## Activity
Below are records; copy every line among them that contains the word "number".

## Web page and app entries
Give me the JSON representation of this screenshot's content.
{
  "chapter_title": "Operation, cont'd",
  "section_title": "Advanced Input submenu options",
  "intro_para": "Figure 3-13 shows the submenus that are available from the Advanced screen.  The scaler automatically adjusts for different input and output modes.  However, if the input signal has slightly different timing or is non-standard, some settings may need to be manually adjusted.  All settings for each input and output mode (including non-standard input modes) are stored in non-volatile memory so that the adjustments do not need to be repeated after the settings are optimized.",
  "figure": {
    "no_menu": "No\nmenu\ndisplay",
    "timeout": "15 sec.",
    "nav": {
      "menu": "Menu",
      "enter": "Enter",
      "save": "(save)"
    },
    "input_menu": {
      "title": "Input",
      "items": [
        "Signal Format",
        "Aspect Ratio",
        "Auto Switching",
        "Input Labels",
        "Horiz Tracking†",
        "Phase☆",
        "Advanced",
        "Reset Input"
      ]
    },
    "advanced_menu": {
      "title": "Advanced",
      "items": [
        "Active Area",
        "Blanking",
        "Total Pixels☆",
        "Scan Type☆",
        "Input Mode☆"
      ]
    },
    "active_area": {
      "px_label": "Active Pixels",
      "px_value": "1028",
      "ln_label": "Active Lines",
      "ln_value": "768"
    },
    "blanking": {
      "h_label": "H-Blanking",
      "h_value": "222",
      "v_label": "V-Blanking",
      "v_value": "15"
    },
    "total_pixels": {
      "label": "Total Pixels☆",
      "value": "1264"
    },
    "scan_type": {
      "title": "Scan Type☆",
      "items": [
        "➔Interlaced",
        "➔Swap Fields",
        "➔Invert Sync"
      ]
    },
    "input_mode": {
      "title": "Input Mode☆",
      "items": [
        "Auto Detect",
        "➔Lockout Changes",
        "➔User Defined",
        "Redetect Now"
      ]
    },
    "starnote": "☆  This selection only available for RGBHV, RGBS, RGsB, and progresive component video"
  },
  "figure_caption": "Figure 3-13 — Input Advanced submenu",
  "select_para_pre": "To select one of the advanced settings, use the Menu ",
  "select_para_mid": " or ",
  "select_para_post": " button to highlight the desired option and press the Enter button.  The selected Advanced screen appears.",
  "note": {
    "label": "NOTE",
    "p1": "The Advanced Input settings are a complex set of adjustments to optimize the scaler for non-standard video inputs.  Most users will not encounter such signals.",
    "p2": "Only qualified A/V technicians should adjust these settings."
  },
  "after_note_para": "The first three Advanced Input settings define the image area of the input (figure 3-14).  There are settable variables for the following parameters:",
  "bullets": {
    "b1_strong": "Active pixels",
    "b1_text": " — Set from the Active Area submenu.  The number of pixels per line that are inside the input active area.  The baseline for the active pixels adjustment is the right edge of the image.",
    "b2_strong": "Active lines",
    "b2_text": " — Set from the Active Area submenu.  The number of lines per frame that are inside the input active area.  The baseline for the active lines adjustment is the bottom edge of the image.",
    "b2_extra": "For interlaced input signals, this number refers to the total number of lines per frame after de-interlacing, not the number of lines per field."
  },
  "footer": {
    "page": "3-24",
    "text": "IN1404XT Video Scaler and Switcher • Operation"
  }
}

## Response to this task
    "b1_text": " — Set from the Active Area submenu.  The number of pixels per line that are inside the input active area.  The baseline for the active pixels adjustment is the right edge of the image.",
    "b2_text": " — Set from the Active Area submenu.  The number of lines per frame that are inside the input active area.  The baseline for the active lines adjustment is the bottom edge of the image.",
    "b2_extra": "For interlaced input signals, this number refers to the total number of lines per frame after de-interlacing, not the number of lines per field."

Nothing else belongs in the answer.